Component data from apps and pages →
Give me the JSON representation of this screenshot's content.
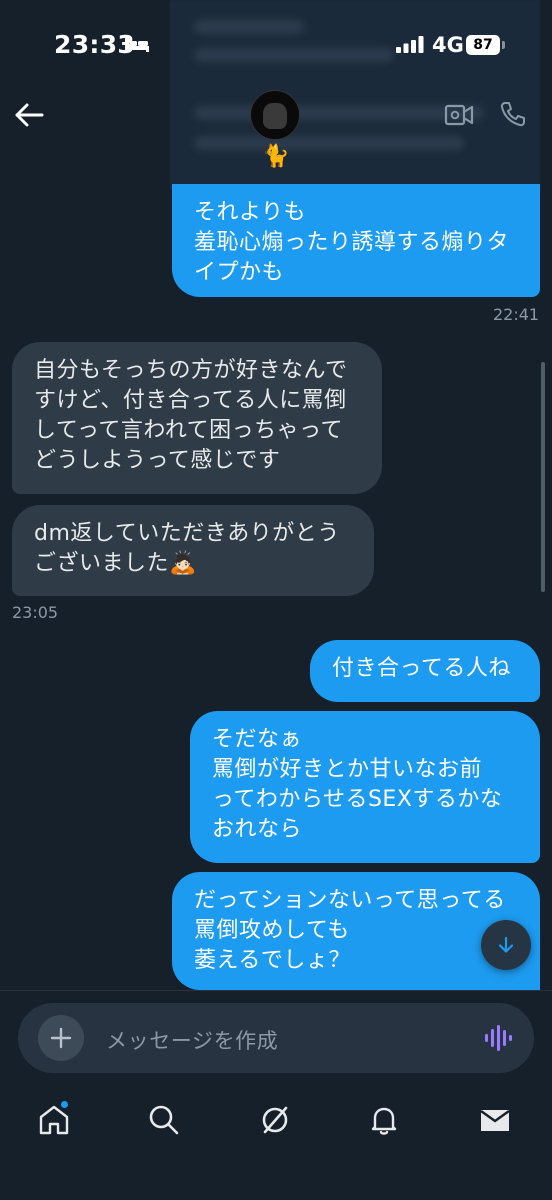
{
  "status_bar": {
    "time": "23:33",
    "network": "4G",
    "battery": "87"
  },
  "header": {
    "back_icon": "back-arrow-icon",
    "avatar_emoji": "🐈",
    "call_icons": [
      "video-call-icon",
      "phone-icon"
    ]
  },
  "messages": [
    {
      "id": "m1",
      "direction": "out",
      "text": "それよりも\n羞恥心煽ったり誘導する煽りタ\nイプかも"
    },
    {
      "id": "t1",
      "timestamp": "22:41"
    },
    {
      "id": "m2",
      "direction": "in",
      "text": "自分もそっちの方が好きなんで\nすけど、付き合ってる人に罵倒\nしてって言われて困っちゃって\nどうしようって感じです"
    },
    {
      "id": "m3",
      "direction": "in",
      "text": "dm返していただきありがとう\nございました🙇🏻"
    },
    {
      "id": "t2",
      "timestamp": "23:05"
    },
    {
      "id": "m4",
      "direction": "out",
      "text": "付き合ってる人ね"
    },
    {
      "id": "m5",
      "direction": "out",
      "text": "そだなぁ\n罵倒が好きとか甘いなお前\nってわからせるSEXするかな\nおれなら"
    },
    {
      "id": "m6",
      "direction": "out",
      "text": "だってションないって思ってる\n罵倒攻めしても\n萎えるでしょ？"
    }
  ],
  "composer": {
    "placeholder": "メッセージを作成"
  },
  "tabs": [
    "home-icon",
    "search-icon",
    "grok-icon",
    "notifications-icon",
    "messages-icon"
  ],
  "colors": {
    "background": "#15202b",
    "outgoing_bubble": "#1d9bf0",
    "incoming_bubble": "#2f3b47",
    "voice_accent": "#9b7bff"
  }
}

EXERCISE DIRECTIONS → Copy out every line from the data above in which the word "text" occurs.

EXERCISE OUTPUT →
      "text": "それよりも\n羞恥心煽ったり誘導する煽りタ\nイプかも"
      "text": "自分もそっちの方が好きなんで\nすけど、付き合ってる人に罵倒\nしてって言われて困っちゃって\nどうしようって感じです"
      "text": "dm返していただきありがとう\nございました🙇🏻"
      "text": "付き合ってる人ね"
      "text": "そだなぁ\n罵倒が好きとか甘いなお前\nってわからせるSEXするかな\nおれなら"
      "text": "だってションないって思ってる\n罵倒攻めしても\n萎えるでしょ？"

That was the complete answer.